Hip fractures usually make it too painful for the person to stand. The leg may turn outward or shorten. They generally require hospitalization and surgical repair.
A person’s risk for suffering a hip fracture increases if he or she is over 65, female, or small-boned; has a family history of hip fractures; has osteoporosis or low calcium, which leads to bone weakness; smokes or uses alcohol excessively; is physically or mentally impaired; or takes medications that cause weakness or dizziness. Hip fractures are a common and serious problem for the elderly, for whom a simple fall in the home may be enough to break the bone.
Total Hip Replacement
The hip is a “ball-and-socket” joint where the “ball” at the top of the thigh bone (femur) fits inside the “socket” in the pelvis (acetabulum). A natural substance in the body called cartilage lubricates the joint. When the bone and/or cartilage of the hip becomes diseased or damaged from arthritis, hip fractures, bone death or other causes, the joint can stiffen and be very painful. A total hip replacement may be recommended for patients who experience severe hip pain and whose daily lives are affected by the pain.
In a total hip replacement, the diseased bone and cartilage are replaced with a metal ball and plastic cup. The artificial joint, called a prosthesis, may be cemented in place, may be cementless, or may be a hybrid of both. The surgery takes from two to four hours, followed by another few hours spent under observation in a recovery room. Patients usually enjoy immediate relief from joint pain after the surgery.
Physical therapy starts as soon as the first day after surgery with the goal of strengthening the muscles and preventing scarring (contracture). Therapy begins with the patient sitting in a chair and progresses to stepping, walking and climbing stairs, first with crutches or walkers and then without supportive devices. Occupational therapy and at-home exercises help patients learn how to use the prosthesis in everyday activities.
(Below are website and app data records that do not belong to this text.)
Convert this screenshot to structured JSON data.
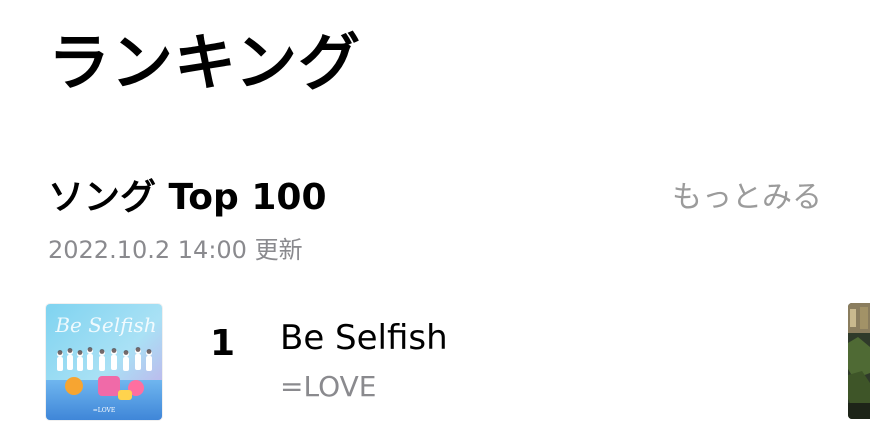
{
  "header": {
    "title": "ランキング"
  },
  "section": {
    "title": "ソング Top 100",
    "more_label": "もっとみる",
    "updated": "2022.10.2 14:00 更新"
  },
  "songs": [
    {
      "rank": "1",
      "title": "Be Selfish",
      "artist": "=LOVE",
      "artwork_text": "Be Selfish",
      "artwork_label": "=LOVE"
    }
  ],
  "colors": {
    "text_primary": "#000000",
    "text_secondary": "#8a8a8e",
    "link_muted": "#9b9b9b",
    "background": "#ffffff"
  }
}
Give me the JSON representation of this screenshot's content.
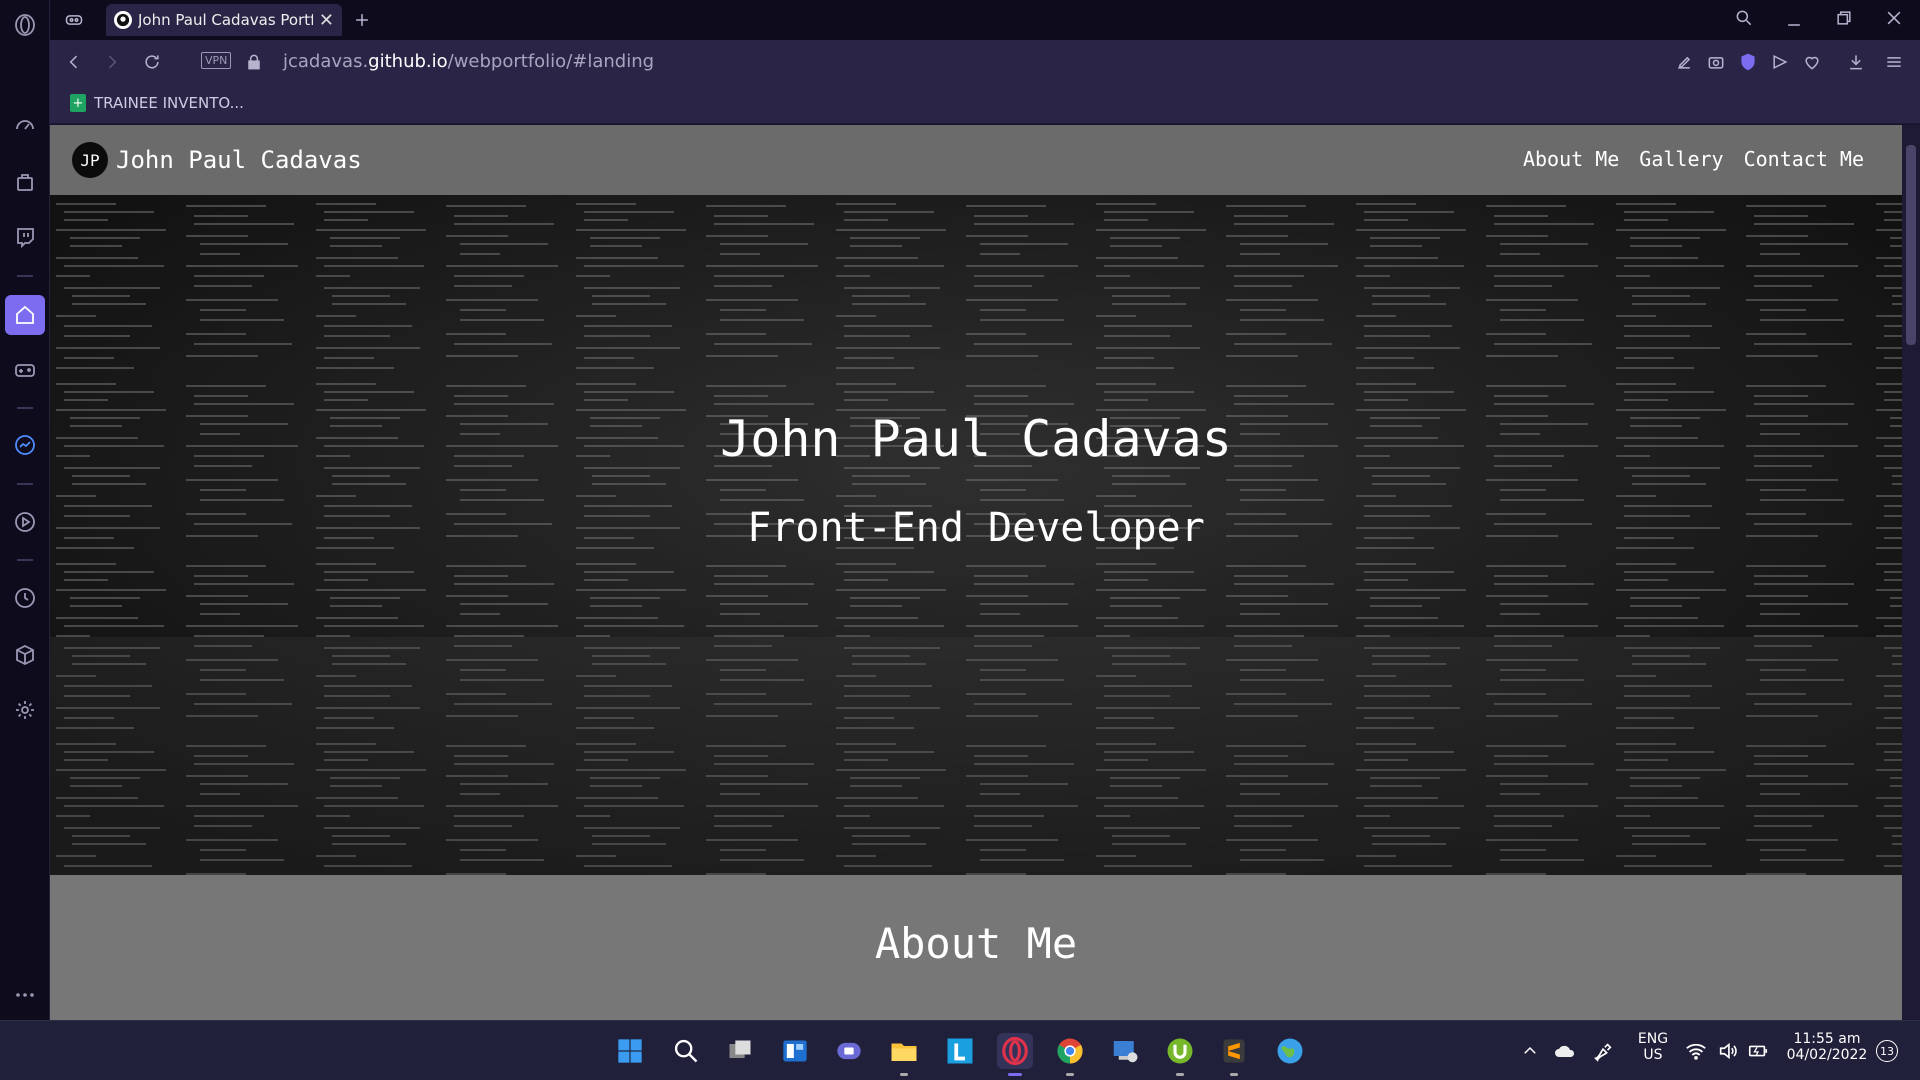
{
  "browser": {
    "tab_title": "John Paul Cadavas Portfolio",
    "url_prefix": "jcadavas.",
    "url_domain": "github.io",
    "url_path": "/webportfolio/#landing",
    "vpn_label": "VPN",
    "bookmark_label": "TRAINEE INVENTO...",
    "accent_color": "#7b6cf0"
  },
  "site": {
    "name": "John Paul Cadavas",
    "logo_glyph": "JP",
    "nav": [
      "About Me",
      "Gallery",
      "Contact Me"
    ],
    "hero_title": "John Paul Cadavas",
    "hero_subtitle": "Front-End Developer",
    "about_title": "About Me"
  },
  "taskbar": {
    "lang_line1": "ENG",
    "lang_line2": "US",
    "time": "11:55 am",
    "date": "04/02/2022",
    "notification_count": "13"
  }
}
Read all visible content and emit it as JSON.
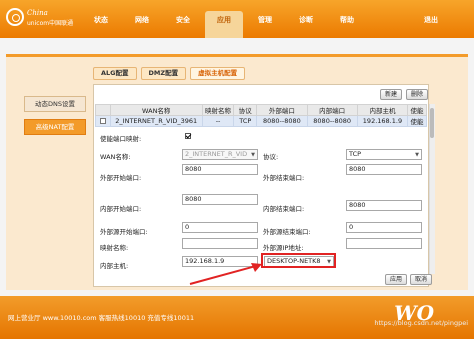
{
  "header": {
    "logo_text_line1": "China",
    "logo_text_line2": "unicom中国联通",
    "nav": [
      "状态",
      "网络",
      "安全",
      "应用",
      "管理",
      "诊断",
      "帮助"
    ],
    "active_nav": "应用",
    "exit_label": "退出"
  },
  "subtabs": [
    "ALG配置",
    "DMZ配置",
    "虚拟主机配置"
  ],
  "sidebar": [
    "动态DNS设置",
    "高级NAT配置"
  ],
  "buttons": {
    "new": "新建",
    "delete": "删除",
    "apply": "应用",
    "cancel": "取消"
  },
  "table": {
    "headers": [
      "",
      "WAN名称",
      "映射名称",
      "协议",
      "外部端口",
      "内部端口",
      "内部主机",
      "使能"
    ],
    "rows": [
      [
        "",
        "2_INTERNET_R_VID_3961",
        "--",
        "TCP",
        "8080--8080",
        "8080--8080",
        "192.168.1.9",
        "使能"
      ]
    ]
  },
  "form": {
    "enable_label": "使能端口映射:",
    "wan_label": "WAN名称:",
    "wan_value": "2_INTERNET_R_VID",
    "protocol_label": "协议:",
    "protocol_value": "TCP",
    "ext_start_label": "外部开始端口:",
    "ext_start_value": "8080",
    "ext_end_label": "外部结束端口:",
    "ext_end_value": "8080",
    "int_start_label": "内部开始端口:",
    "int_start_value": "8080",
    "int_end_label": "内部结束端口:",
    "int_end_value": "8080",
    "src_start_label": "外部源开始端口:",
    "src_start_value": "0",
    "src_end_label": "外部源结束端口:",
    "src_end_value": "0",
    "map_name_label": "映射名称:",
    "map_name_value": "",
    "src_ip_label": "外部源IP地址:",
    "src_ip_value": "",
    "host_label": "内部主机:",
    "host_value": "192.168.1.9",
    "host_select_value": "DESKTOP-NETK8"
  },
  "footer": {
    "text": "网上营业厅 www.10010.com 客服热线10010 充值专线10011",
    "logo": "WO",
    "watermark": "https://blog.csdn.net/pingpei"
  }
}
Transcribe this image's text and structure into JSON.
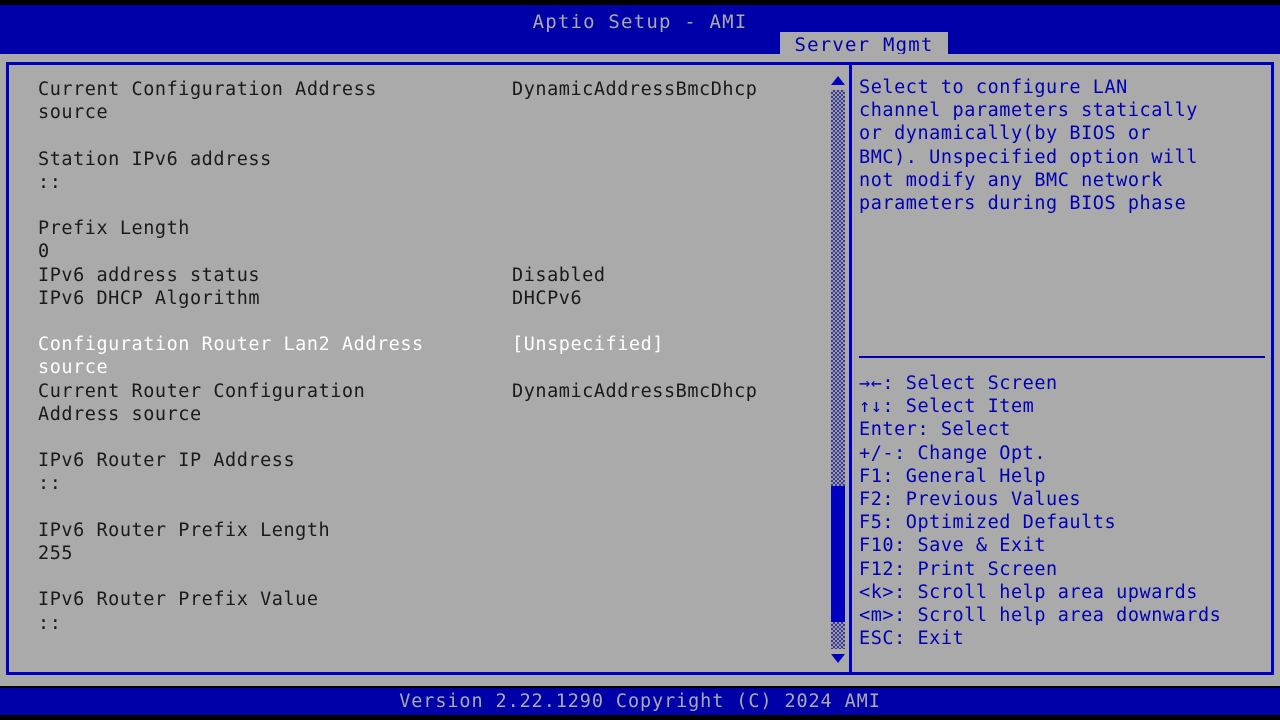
{
  "header": {
    "title": "Aptio Setup - AMI",
    "active_tab": "Server Mgmt",
    "colors": {
      "title_bar": "#0000a8",
      "tab_bg": "#aaaaaa",
      "tab_fg": "#0000a8"
    }
  },
  "settings_list": {
    "selected_index": 7,
    "rows": [
      {
        "label": "Current Configuration Address",
        "value": "DynamicAddressBmcDhcp",
        "selected": false
      },
      {
        "label": "source",
        "value": "",
        "selected": false
      },
      {
        "label": "",
        "value": "",
        "selected": false
      },
      {
        "label": "Station IPv6 address",
        "value": "",
        "selected": false
      },
      {
        "label": "::",
        "value": "",
        "selected": false
      },
      {
        "label": "",
        "value": "",
        "selected": false
      },
      {
        "label": "Prefix Length",
        "value": "",
        "selected": false
      },
      {
        "label": "0",
        "value": "",
        "selected": false
      },
      {
        "label": "IPv6 address status",
        "value": "Disabled",
        "selected": false
      },
      {
        "label": "IPv6 DHCP Algorithm",
        "value": "DHCPv6",
        "selected": false
      },
      {
        "label": "",
        "value": "",
        "selected": false
      },
      {
        "label": "Configuration Router Lan2 Address",
        "value": "[Unspecified]",
        "selected": true
      },
      {
        "label": "source",
        "value": "",
        "selected": true
      },
      {
        "label": "Current Router Configuration",
        "value": "DynamicAddressBmcDhcp",
        "selected": false
      },
      {
        "label": "Address source",
        "value": "",
        "selected": false
      },
      {
        "label": "",
        "value": "",
        "selected": false
      },
      {
        "label": "IPv6 Router IP Address",
        "value": "",
        "selected": false
      },
      {
        "label": "::",
        "value": "",
        "selected": false
      },
      {
        "label": "",
        "value": "",
        "selected": false
      },
      {
        "label": "IPv6 Router Prefix Length",
        "value": "",
        "selected": false
      },
      {
        "label": "255",
        "value": "",
        "selected": false
      },
      {
        "label": "",
        "value": "",
        "selected": false
      },
      {
        "label": "IPv6 Router Prefix Value",
        "value": "",
        "selected": false
      },
      {
        "label": "::",
        "value": "",
        "selected": false
      }
    ]
  },
  "scrollbar": {
    "up_arrow": "scroll-up-arrow",
    "down_arrow": "scroll-down-arrow",
    "thumb_top_pct": 70,
    "thumb_height_pct": 24
  },
  "help": {
    "description_lines": [
      "Select to configure LAN",
      "channel parameters statically",
      "or dynamically(by BIOS or",
      "BMC). Unspecified option will",
      "not modify any BMC network",
      "parameters during BIOS phase"
    ],
    "keys": [
      {
        "key": "→←",
        "text": ": Select Screen"
      },
      {
        "key": "↑↓",
        "text": ": Select Item"
      },
      {
        "key": "Enter",
        "text": ": Select"
      },
      {
        "key": "+/-",
        "text": ": Change Opt."
      },
      {
        "key": "F1",
        "text": ": General Help"
      },
      {
        "key": "F2",
        "text": ": Previous Values"
      },
      {
        "key": "F5",
        "text": ": Optimized Defaults"
      },
      {
        "key": "F10",
        "text": ": Save & Exit"
      },
      {
        "key": "F12",
        "text": ": Print Screen"
      },
      {
        "key": "<k>",
        "text": ": Scroll help area upwards"
      },
      {
        "key": "<m>",
        "text": ": Scroll help area downwards"
      },
      {
        "key": "ESC",
        "text": ": Exit"
      }
    ]
  },
  "footer": {
    "version_text": "Version 2.22.1290 Copyright (C) 2024 AMI"
  }
}
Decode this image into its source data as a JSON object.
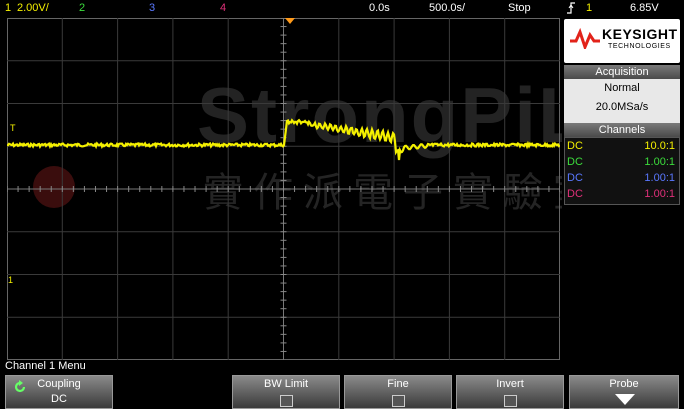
{
  "status_bar": {
    "ch1_num": "1",
    "ch1_scale": "2.00V/",
    "ch2_num": "2",
    "ch3_num": "3",
    "ch4_num": "4",
    "time_position": "0.0s",
    "time_scale": "500.0s/",
    "run_state": "Stop",
    "trigger_icon": "trigger-edge-icon",
    "trigger_source": "1",
    "trigger_level": "6.85V"
  },
  "brand": {
    "name": "KEYSIGHT",
    "sub": "TECHNOLOGIES"
  },
  "acquisition": {
    "header": "Acquisition",
    "mode": "Normal",
    "rate": "20.0MSa/s"
  },
  "channels": {
    "header": "Channels",
    "rows": [
      {
        "coupling": "DC",
        "probe": "10.0:1",
        "color": "#f4f000"
      },
      {
        "coupling": "DC",
        "probe": "1.00:1",
        "color": "#3cdc3c"
      },
      {
        "coupling": "DC",
        "probe": "1.00:1",
        "color": "#5a78ff"
      },
      {
        "coupling": "DC",
        "probe": "1.00:1",
        "color": "#e0307a"
      }
    ]
  },
  "screen": {
    "trigger_marker": "T",
    "ground_marker": "1",
    "watermark_text": "StrongPiLab",
    "watermark_cn": "實作派電子實驗室"
  },
  "menu": {
    "title": "Channel 1 Menu",
    "keys": [
      {
        "label": "Coupling",
        "value": "DC"
      },
      {
        "label": "BW Limit",
        "value": ""
      },
      {
        "label": "Fine",
        "value": ""
      },
      {
        "label": "Invert",
        "value": ""
      },
      {
        "label": "Probe",
        "value": ""
      }
    ]
  },
  "colors": {
    "ch1": "#f4f000",
    "ch2": "#3cdc3c",
    "ch3": "#5a78ff",
    "ch4": "#e0307a",
    "keysight_red": "#e2231a",
    "trigger_orange": "#ff9a1a"
  }
}
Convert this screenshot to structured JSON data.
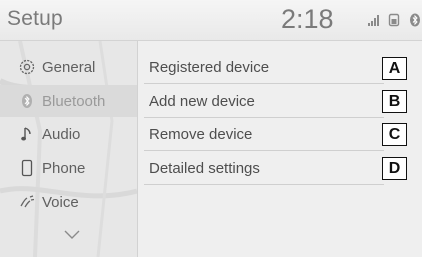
{
  "header": {
    "title": "Setup",
    "clock": "2:18",
    "status_icons": [
      "signal-bars-icon",
      "phone-battery-icon",
      "bluetooth-icon"
    ]
  },
  "sidebar": {
    "items": [
      {
        "label": "General",
        "icon": "gear-icon",
        "active": false
      },
      {
        "label": "Bluetooth",
        "icon": "bluetooth-icon",
        "active": true
      },
      {
        "label": "Audio",
        "icon": "music-note-icon",
        "active": false
      },
      {
        "label": "Phone",
        "icon": "phone-icon",
        "active": false
      },
      {
        "label": "Voice",
        "icon": "voice-icon",
        "active": false
      }
    ],
    "scroll_icon": "chevron-down-icon"
  },
  "main": {
    "items": [
      {
        "label": "Registered device",
        "callout": "A"
      },
      {
        "label": "Add new device",
        "callout": "B"
      },
      {
        "label": "Remove device",
        "callout": "C"
      },
      {
        "label": "Detailed settings",
        "callout": "D"
      }
    ]
  },
  "colors": {
    "background": "#efefef",
    "text": "#4e4e4e",
    "muted_text": "#7a7a7a",
    "active_row": "#dadada",
    "callout_border": "#111111"
  }
}
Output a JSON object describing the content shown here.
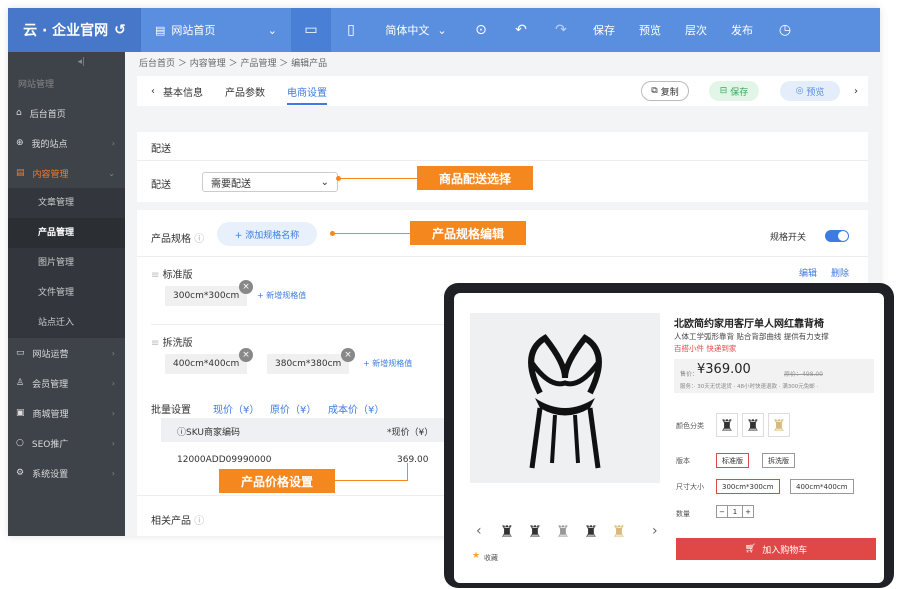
{
  "topbar": {
    "logo": "云 · 企业官网",
    "page": "网站首页",
    "lang": "简体中文",
    "buttons": [
      "保存",
      "预览",
      "层次",
      "发布"
    ],
    "color": "#5a8fe0"
  },
  "sidebar": {
    "collapse": "◂|",
    "heading": "网站管理",
    "items": [
      {
        "label": "后台首页",
        "icon": "home-icon"
      },
      {
        "label": "我的站点",
        "icon": "globe-icon"
      },
      {
        "label": "内容管理",
        "icon": "document-icon"
      }
    ],
    "sub": [
      "文章管理",
      "产品管理",
      "图片管理",
      "文件管理",
      "站点迁入"
    ],
    "items2": [
      {
        "label": "网站运营",
        "icon": "monitor-icon"
      },
      {
        "label": "会员管理",
        "icon": "users-icon"
      },
      {
        "label": "商城管理",
        "icon": "shop-icon"
      },
      {
        "label": "SEO推广",
        "icon": "search-icon"
      },
      {
        "label": "系统设置",
        "icon": "gear-icon"
      }
    ]
  },
  "main": {
    "breadcrumb": "后台首页 ＞ 内容管理 ＞ 产品管理 ＞ 编辑产品",
    "tabs": [
      "基本信息",
      "产品参数",
      "电商设置"
    ],
    "actions": {
      "copy": "复制",
      "save": "保存",
      "preview": "预览"
    },
    "delivery": {
      "section": "配送",
      "label": "配送",
      "value": "需要配送",
      "annotation": "商品配送选择"
    },
    "spec": {
      "label": "产品规格",
      "add": "+ 添加规格名称",
      "annotation": "产品规格编辑",
      "switch": "规格开关",
      "edit": "编辑",
      "delete": "删除",
      "groups": [
        {
          "name": "标准版",
          "values": [
            "300cm*300cm"
          ],
          "add": "+ 新增规格值"
        },
        {
          "name": "拆洗版",
          "values": [
            "400cm*400cm",
            "380cm*380cm"
          ],
          "add": "+ 新增规格值"
        }
      ]
    },
    "batch": {
      "label": "批量设置",
      "links": [
        "现价（¥）",
        "原价（¥）",
        "成本价（¥）"
      ]
    },
    "table": {
      "headers": [
        "ⓘSKU商家编码",
        "*现价（¥）"
      ],
      "rows": [
        [
          "12000ADD09990000",
          "369.00"
        ]
      ]
    },
    "price_annotation": "产品价格设置",
    "related": "相关产品"
  },
  "preview": {
    "title": "北欧简约家用客厅单人网红靠背椅",
    "subtitle": "人体工学弧形靠背 贴合背部曲线 提供有力支撑",
    "promo": "百搭小件 快递到家",
    "price_label": "售价：",
    "price": "¥369.00",
    "old_price": "原价：498.00",
    "service": "服务：· 30天无忧退货 · 48小时快速退款 · 满300元免邮 ·",
    "color_label": "颜色分类",
    "version_label": "版本",
    "versions": [
      "标准版",
      "拆洗版"
    ],
    "size_label": "尺寸大小",
    "sizes": [
      "300cm*300cm",
      "400cm*400cm"
    ],
    "qty_label": "数量",
    "qty": "1",
    "cart": "加入购物车",
    "fav": "收藏",
    "cart_color": "#e04848"
  }
}
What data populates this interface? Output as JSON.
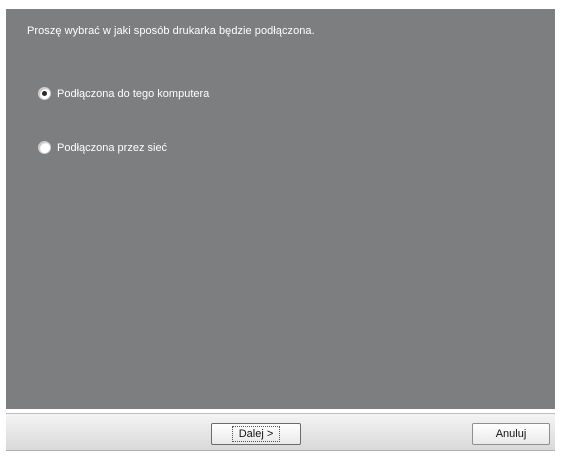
{
  "instruction": "Proszę wybrać w jaki sposób drukarka będzie podłączona.",
  "options": [
    {
      "label": "Podłączona do tego komputera",
      "selected": true
    },
    {
      "label": "Podłączona przez sieć",
      "selected": false
    }
  ],
  "buttons": {
    "next_label": "Dalej >",
    "cancel_label": "Anuluj"
  },
  "colors": {
    "panel_bg": "#7d7e80",
    "text": "#ffffff"
  }
}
Total hip replacement is successful in over 95% of well-selected patients. On average, replacements last 15-20 years. Some patients enjoy full use of the prosthesis after 25 years or longer.